Say the number of lines holding the word "Company" in the data, and leave out everything else.

§ §

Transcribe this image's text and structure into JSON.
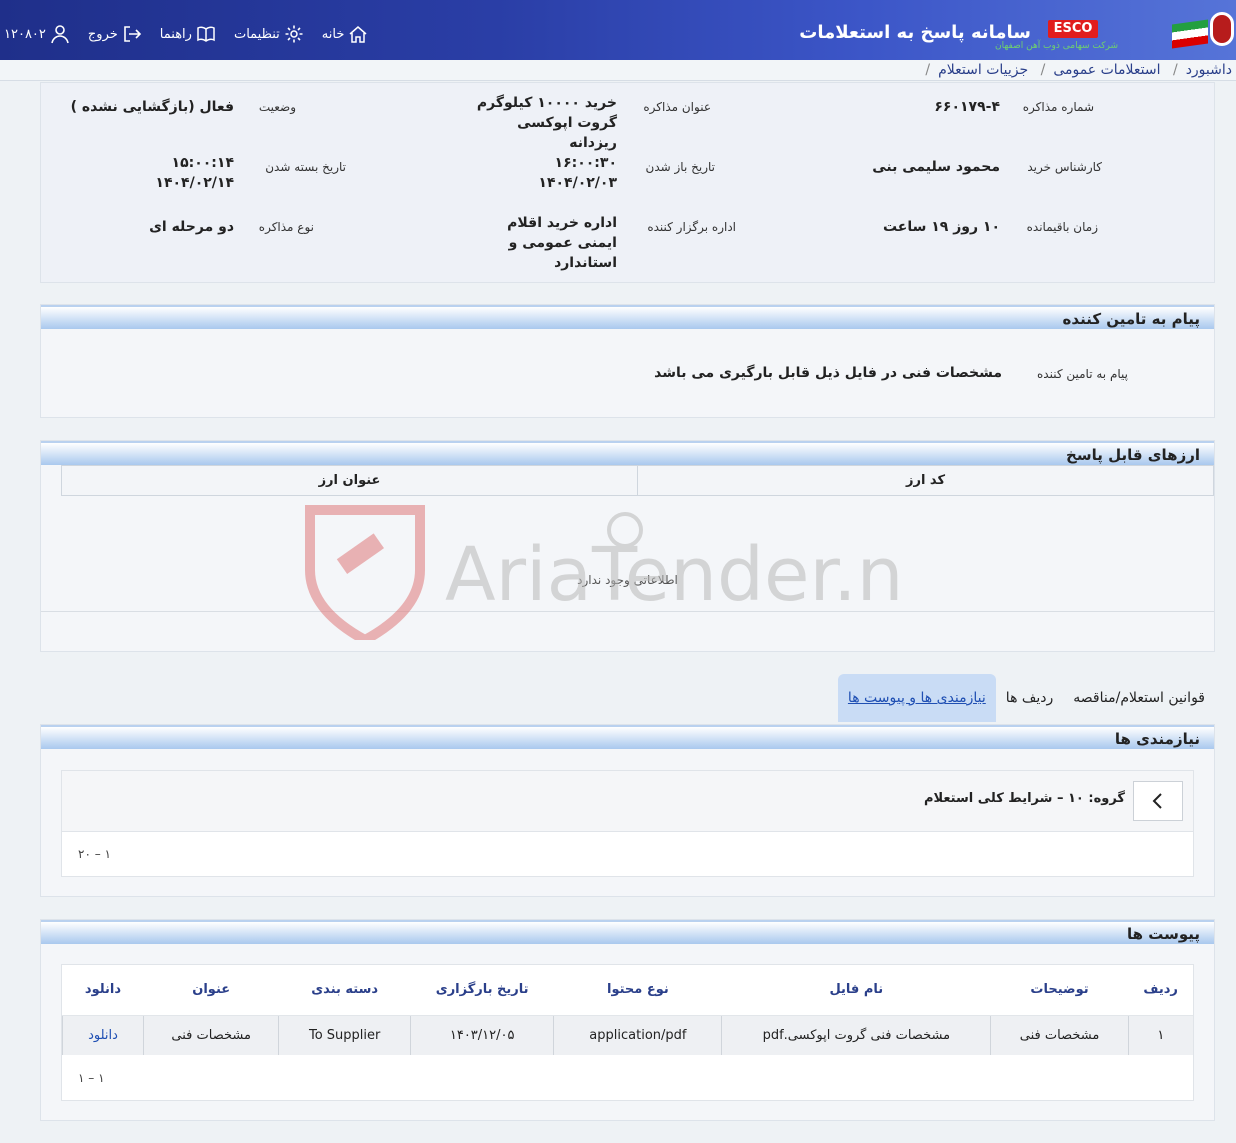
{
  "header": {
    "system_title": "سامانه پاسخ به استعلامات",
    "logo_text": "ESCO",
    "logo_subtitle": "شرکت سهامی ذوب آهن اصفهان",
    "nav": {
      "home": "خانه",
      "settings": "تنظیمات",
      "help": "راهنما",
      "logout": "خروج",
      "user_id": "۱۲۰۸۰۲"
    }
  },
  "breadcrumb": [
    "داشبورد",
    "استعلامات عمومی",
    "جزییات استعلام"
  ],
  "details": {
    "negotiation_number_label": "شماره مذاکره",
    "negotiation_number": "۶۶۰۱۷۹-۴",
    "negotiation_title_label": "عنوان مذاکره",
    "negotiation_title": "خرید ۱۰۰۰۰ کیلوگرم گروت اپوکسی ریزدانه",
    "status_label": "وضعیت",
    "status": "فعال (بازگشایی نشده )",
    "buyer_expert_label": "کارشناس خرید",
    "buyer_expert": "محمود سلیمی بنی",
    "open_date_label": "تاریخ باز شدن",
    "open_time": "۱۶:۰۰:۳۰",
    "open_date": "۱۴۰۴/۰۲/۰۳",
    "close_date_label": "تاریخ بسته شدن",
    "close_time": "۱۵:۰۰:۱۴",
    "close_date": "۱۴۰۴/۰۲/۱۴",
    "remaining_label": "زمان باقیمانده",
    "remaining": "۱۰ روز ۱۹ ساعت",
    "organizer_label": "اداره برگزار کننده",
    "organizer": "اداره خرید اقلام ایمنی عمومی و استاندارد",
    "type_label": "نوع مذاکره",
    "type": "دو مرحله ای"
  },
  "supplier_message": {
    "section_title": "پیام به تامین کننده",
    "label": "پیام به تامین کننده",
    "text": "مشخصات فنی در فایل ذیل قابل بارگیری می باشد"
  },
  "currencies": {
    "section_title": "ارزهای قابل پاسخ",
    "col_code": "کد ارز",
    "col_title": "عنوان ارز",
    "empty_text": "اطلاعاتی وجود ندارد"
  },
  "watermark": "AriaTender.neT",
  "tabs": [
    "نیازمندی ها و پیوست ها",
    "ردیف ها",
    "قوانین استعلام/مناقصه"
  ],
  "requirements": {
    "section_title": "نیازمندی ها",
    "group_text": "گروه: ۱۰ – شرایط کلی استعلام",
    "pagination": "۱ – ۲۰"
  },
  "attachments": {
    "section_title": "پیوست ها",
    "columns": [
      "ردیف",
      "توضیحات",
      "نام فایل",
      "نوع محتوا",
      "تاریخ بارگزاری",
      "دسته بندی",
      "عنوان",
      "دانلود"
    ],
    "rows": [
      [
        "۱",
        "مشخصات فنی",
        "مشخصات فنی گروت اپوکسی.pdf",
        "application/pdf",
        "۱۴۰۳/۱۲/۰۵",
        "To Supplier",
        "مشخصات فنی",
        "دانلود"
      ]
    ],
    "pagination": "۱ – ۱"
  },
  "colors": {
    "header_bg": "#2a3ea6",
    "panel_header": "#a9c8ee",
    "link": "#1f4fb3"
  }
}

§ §

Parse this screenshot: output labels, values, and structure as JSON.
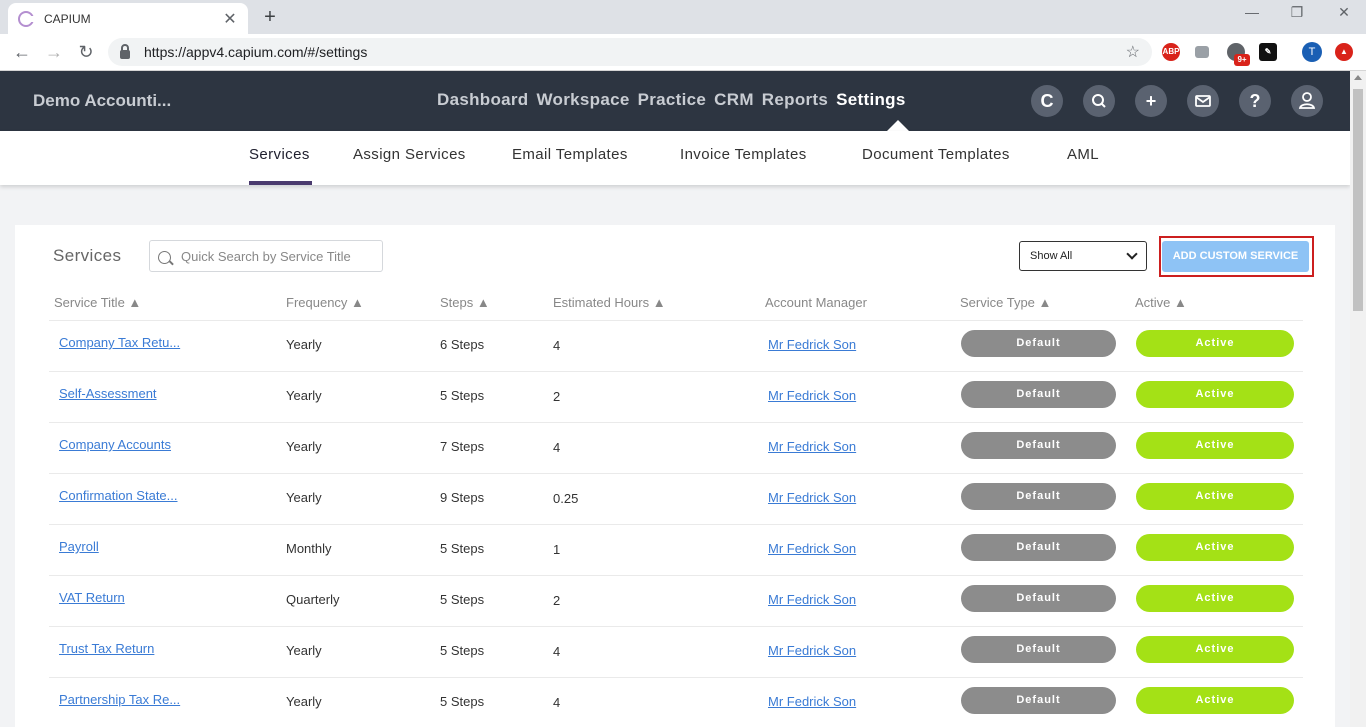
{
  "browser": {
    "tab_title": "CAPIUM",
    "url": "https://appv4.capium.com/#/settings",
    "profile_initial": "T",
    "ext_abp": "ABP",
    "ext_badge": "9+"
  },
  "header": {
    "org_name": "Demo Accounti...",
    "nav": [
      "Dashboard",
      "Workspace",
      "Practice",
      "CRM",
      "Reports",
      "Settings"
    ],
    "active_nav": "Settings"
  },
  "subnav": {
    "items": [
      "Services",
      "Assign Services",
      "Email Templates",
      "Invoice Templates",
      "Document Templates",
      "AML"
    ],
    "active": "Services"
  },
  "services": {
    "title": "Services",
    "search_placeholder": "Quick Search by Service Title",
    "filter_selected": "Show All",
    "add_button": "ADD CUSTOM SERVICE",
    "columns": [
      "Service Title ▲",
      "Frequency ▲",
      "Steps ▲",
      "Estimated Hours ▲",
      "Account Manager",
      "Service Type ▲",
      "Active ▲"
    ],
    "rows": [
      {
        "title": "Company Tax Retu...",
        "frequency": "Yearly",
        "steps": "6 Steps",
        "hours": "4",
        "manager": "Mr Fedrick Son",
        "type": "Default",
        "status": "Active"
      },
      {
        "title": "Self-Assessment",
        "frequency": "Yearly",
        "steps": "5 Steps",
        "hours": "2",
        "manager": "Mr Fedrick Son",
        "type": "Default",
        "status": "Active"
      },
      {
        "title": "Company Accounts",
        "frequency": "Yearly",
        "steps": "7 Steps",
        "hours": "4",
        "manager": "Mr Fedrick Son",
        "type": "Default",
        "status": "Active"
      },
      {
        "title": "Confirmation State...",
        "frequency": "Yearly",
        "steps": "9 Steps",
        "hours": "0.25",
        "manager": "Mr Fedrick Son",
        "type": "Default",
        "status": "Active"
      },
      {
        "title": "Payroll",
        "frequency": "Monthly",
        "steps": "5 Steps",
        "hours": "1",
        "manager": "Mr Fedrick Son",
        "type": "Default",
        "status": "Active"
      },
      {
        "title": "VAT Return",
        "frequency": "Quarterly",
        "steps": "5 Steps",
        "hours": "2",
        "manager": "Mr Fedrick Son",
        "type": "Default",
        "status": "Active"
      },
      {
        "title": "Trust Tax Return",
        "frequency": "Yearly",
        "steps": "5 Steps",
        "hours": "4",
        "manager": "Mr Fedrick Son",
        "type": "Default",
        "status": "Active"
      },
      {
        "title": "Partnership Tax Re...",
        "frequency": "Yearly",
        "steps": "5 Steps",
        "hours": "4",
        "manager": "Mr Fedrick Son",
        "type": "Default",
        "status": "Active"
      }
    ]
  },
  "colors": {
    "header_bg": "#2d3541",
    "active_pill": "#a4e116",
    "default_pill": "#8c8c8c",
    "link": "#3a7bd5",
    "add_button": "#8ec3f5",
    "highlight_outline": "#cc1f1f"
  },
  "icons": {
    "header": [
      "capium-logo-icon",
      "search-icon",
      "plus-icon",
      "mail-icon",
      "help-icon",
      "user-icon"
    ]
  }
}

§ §

# EXERCISE RESPONSE:
2